- an old Dodge diesel cab from the 1970s with fading light blue and white paint - most likely this one used in 1978.
The rocking chairs Lee always sat in are still there on the front porch.
I headed back towards my rental car and decided to grab this one last photo of a Petty's Garage hauler. There isn't anything spectacular about it or anything of historical significance to it that I could tell. But with a digital camera, I figured what the heck, right? Snap away unlike in the film days.
I'm so glad I paused that extra moment or two to take a silly tourist picture. Because after I snapped a couple versions of the truck, up rolled this black Lincoln coupe that parked just outside the main lobby door.
The door opened and there he was. The King. Hat, sunglasses, cowboy hoots. He tossed me a "how ya doin'?" as he closed the door. Just to return the greeting, I replied with not much more than "well hey King!" He commented on the warmth of the spring day and then inside the door he disappeared. He was clearly there for a meeting to get some business done - not to chit-chat with me about my 43 cap and Schaefer beer t-shirt.
So I'll label our meet-and-greet as a close encounter vs. a personal encounter. Nonetheless, his arrival was totally unexpected and capped a great visit. Doug told me earlier in the visit that he had been at the shop the day before. He suspected Richard may have gone to Charlotte the day of my visit to check on race prep for California. Turns out his mis-prediction was to my favor.
I followed him into the lobby - or at least tried to. By the time I arrived 20 paces behind, I could see his back in the meeting room into which he immediately went. I asked the receptionist Libby if there was any hope that his meeting might be a short one so I could have the chance for a hand shake before leaving. She really didn't know.

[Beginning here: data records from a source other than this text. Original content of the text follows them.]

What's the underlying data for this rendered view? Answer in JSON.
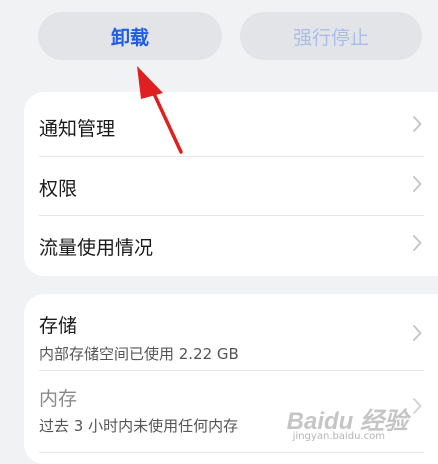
{
  "actions": {
    "uninstall_label": "卸载",
    "force_stop_label": "强行停止"
  },
  "settings_card": {
    "items": [
      {
        "label": "通知管理"
      },
      {
        "label": "权限"
      },
      {
        "label": "流量使用情况"
      }
    ]
  },
  "storage_card": {
    "storage_title": "存储",
    "storage_sub": "内部存储空间已使用 2.22 GB",
    "memory_title": "内存",
    "memory_sub": "过去 3 小时内未使用任何内存"
  },
  "watermark": {
    "brand": "Baidu 经验",
    "url": "jingyan.baidu.com"
  },
  "colors": {
    "accent": "#1e5de4",
    "disabled_accent": "#a9bde9",
    "annotation_arrow": "#e02020"
  }
}
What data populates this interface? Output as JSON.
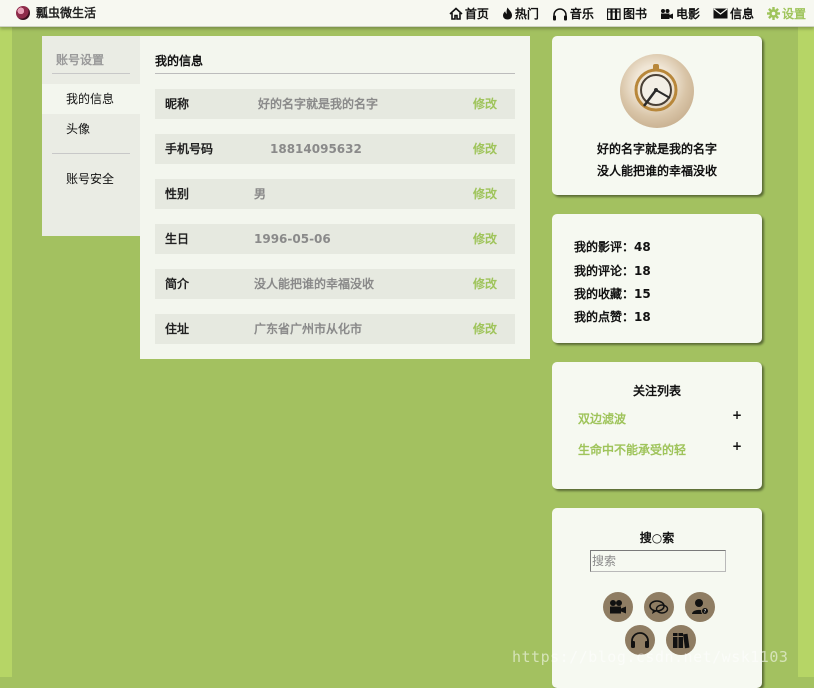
{
  "brand": {
    "name": "瓢虫微生活",
    "logo_icon": "ladybug-logo-icon"
  },
  "nav": [
    {
      "label": "首页",
      "icon": "home-icon"
    },
    {
      "label": "热门",
      "icon": "flame-icon"
    },
    {
      "label": "音乐",
      "icon": "headphones-icon"
    },
    {
      "label": "图书",
      "icon": "books-icon"
    },
    {
      "label": "电影",
      "icon": "video-camera-icon"
    },
    {
      "label": "信息",
      "icon": "envelope-icon"
    },
    {
      "label": "设置",
      "icon": "gear-icon",
      "active": true
    }
  ],
  "side": {
    "title": "账号设置",
    "items": [
      {
        "label": "我的信息",
        "active": true
      },
      {
        "label": "头像"
      },
      {
        "label": "账号安全"
      }
    ]
  },
  "main": {
    "title": "我的信息",
    "edit_label": "修改",
    "rows": [
      {
        "label": "昵称",
        "value": "好的名字就是我的名字"
      },
      {
        "label": "手机号码",
        "value": "18814095632"
      },
      {
        "label": "性别",
        "value": "男"
      },
      {
        "label": "生日",
        "value": "1996-05-06"
      },
      {
        "label": "简介",
        "value": "没人能把谁的幸福没收"
      },
      {
        "label": "住址",
        "value": "广东省广州市从化市"
      }
    ]
  },
  "profile": {
    "name": "好的名字就是我的名字",
    "bio": "没人能把谁的幸福没收"
  },
  "stats": [
    {
      "label": "我的影评：",
      "value": "48"
    },
    {
      "label": "我的评论：",
      "value": "18"
    },
    {
      "label": "我的收藏：",
      "value": "15"
    },
    {
      "label": "我的点赞：",
      "value": "18"
    }
  ],
  "follow": {
    "title": "关注列表",
    "plus": "+",
    "items": [
      "双边滤波",
      "生命中不能承受的轻"
    ]
  },
  "search": {
    "title": "搜○索",
    "placeholder": "搜索",
    "value": "",
    "icons": [
      "video-camera-icon",
      "chat-bubbles-icon",
      "user-help-icon",
      "headphones-icon",
      "books-icon"
    ]
  },
  "watermark": "https://blog.csdn.net/wsk1103",
  "colors": {
    "background": "#a3c160",
    "accent": "#9fc45b",
    "panel": "#f3f6ee",
    "row": "#e6e9e0"
  }
}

She made a final stroll with me to the parts department to get me a Petty's Garage t-shirt. On the way, I ran into Doug again. He was about as excited for me as I was myself. "He's here! Did you get to meet him? I thought you'd already left and missed him." I told him about the close vs. personal encounter, and he laughed about my long out.
I left a Petty book from the 1970s with Libby to see if she would have Richard autograph it for me. She agreed to make sure he signed it and return to me as soon as she could.
And with that, my visit was over. I wish I'd had more time. How I wanted to just sit on a stack of tires in the corner of the shop and eavesdrop on various stories about all the things that have happened in the almost 60 years of racing history in Level Cross, NC.